The workers quitting due to back-to-office policy
During the pandemic, a lot of workers warned they would quit if employers forced them to return to the office. In March, global recruiting firm Robert Half published a study showing that 50% of US workers would rather quit than be forced back into the office full-time.
For example, in early May, one highly skilled worker, Apple’s machine learning director, Ian Goodfellow, resigned because of the Silicon Valley giant’s back-to-office policy. The company began returning workers for one day a week starting April 11, then for two days from May 2, and from May 23, the number of days required increased to three. Goodfellow did not agree with the plan – so he left.
But Goodfellow’s departure was not unexpected – at least among Apple employees. A recent survey of more than 650 Apple employees on third-party anonymous survey site Blind found that 76% of respondents were dissatisfied with the company’s plans to return to the office; 56% said they would consider leaving because of this.
Moreover, outside the company, some experts aren’t surprised either.
“I’m not at all surprised – in fact, I’m surprised it took this long for an executive at a high-profile company to quit over return-to-office”, says Anita Williams Woolley, associate professor of organisational behaviour and theory at Carnegie Mellon University’s Tepper School of Business, US. She says senior leaders at businesses she works with have all been “kind of watching each other to see who’s going to do what first, and what the reaction is going to be” to tapering off remote work. Now, they’re getting the reaction.”
Goodfellow is just one very clear example of an employee choosing to quit instead of accepting an undesirable work policy. However, there are still many workers who can’t wait to leave but have not left yet. However, some recruiters and analysts believe that the much-discussed move by a well-known professional could be a sign that more resignations will follow as RTO policies start to get adopted and workers start to hit back.
While there is no hard data to show that layoffs are increasing precisely because of the end of flexible work, anecdotes about employee layoffs are starting to trickle out.
“Companies are really starting to go back more, and at scale – so employees are having to really step back and decide if staying is worth it”, says Elise Freedman, senior client partner at Korn Ferry, a US-based recruiting company. “The other reality is that there are a lot of open positions out there.”
These two factors have led to a “crucial moment,” says Eric Anicic, assistant professor of management and organization at the University of Southern California, USA, and when workers take action, others are likely to follow. “Watching others – like colleagues, peers – and respected influencers – like high-level executives – get fired can be the last straw for some employees.”
Plans to return to the office were a can that many companies kept putting off, but the road finally came to a standstill, forcing both companies and workers to react.
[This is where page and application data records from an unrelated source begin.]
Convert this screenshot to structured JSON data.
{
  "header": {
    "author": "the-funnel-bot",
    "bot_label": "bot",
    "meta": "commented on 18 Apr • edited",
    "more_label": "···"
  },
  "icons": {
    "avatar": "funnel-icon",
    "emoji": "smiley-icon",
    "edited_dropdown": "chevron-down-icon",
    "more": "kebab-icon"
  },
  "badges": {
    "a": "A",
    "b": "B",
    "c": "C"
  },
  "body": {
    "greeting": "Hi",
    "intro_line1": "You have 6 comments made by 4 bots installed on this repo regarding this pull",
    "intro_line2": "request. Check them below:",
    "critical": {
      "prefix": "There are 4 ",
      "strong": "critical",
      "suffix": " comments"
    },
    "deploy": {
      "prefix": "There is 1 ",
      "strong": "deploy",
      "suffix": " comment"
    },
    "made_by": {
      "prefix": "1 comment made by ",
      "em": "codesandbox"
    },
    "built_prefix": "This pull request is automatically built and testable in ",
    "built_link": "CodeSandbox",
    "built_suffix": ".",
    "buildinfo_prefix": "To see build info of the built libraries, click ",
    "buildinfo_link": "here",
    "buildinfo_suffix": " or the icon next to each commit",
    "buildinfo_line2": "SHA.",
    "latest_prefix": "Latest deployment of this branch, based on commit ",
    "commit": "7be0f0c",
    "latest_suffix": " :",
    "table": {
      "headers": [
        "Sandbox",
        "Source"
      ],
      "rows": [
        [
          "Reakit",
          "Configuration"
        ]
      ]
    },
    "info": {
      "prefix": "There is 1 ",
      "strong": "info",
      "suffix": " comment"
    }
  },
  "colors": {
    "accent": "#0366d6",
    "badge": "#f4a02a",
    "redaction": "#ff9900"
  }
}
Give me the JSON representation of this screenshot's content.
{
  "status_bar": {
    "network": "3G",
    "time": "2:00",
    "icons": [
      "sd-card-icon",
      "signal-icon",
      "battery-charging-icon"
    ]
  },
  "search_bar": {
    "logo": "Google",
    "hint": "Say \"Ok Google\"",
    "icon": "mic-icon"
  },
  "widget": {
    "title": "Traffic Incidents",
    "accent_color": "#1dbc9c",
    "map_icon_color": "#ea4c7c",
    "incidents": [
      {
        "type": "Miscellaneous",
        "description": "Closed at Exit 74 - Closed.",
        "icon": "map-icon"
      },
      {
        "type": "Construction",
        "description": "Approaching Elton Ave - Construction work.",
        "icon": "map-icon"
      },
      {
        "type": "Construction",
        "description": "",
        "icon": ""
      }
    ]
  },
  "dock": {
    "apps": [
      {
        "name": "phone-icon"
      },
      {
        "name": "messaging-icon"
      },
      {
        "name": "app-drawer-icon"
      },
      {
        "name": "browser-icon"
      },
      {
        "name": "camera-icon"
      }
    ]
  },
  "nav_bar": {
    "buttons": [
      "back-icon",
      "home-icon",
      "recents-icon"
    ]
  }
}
And in many cases they seem different.
“With much of the Covid-related uncertainty now lifted, workers may begin to act on the preferences they formed over the past two years,” says Anicich. “All of those things are going to be hard to uproot – even going from five days remote to three days remote.”
Can all employees act like this?
Clearly, not all workers have the same opportunities. While reports say that Goodfellow already has another job at Google, workers’ ability to transition to more flexible jobs will depend on a variety of factors.
“If you’re in this knowledge-worker class, I still see it as a pretty flexible time, and a pretty empowering time, to be in the economy right now,” says Anicich, since we are currently in a tough labor market in which many companies will compete for candidates, even if they are as young as the interns. The abundance of choice for many workers, especially in sectors such as technology and finance, allows workers to take action by leaving companies because of policies that do not suit them.
But while employees have more power, not everyone is in the same position as Goodfellow, with years of experience, very specific talents, and strong connections. An employee considering leaving must have in-demand skills in a sector that is actively looking for workers, as well as have options from companies that offer more flexibility than their current job. This can be a tight needle for some applicants.
Just as companies have been forced to adapt to remote work when they had no other choice, they may also have to adapt to this new, potentially permanent remote work landscape. “For many employers, this may be a difficult reality, but the old way of doing business is outdated,” says Rich Deosingh, President of the US District of Robert Half. “Retention is a huge issue for all employers right now, and if you take flexible work options away, your employees will be looking at other options.”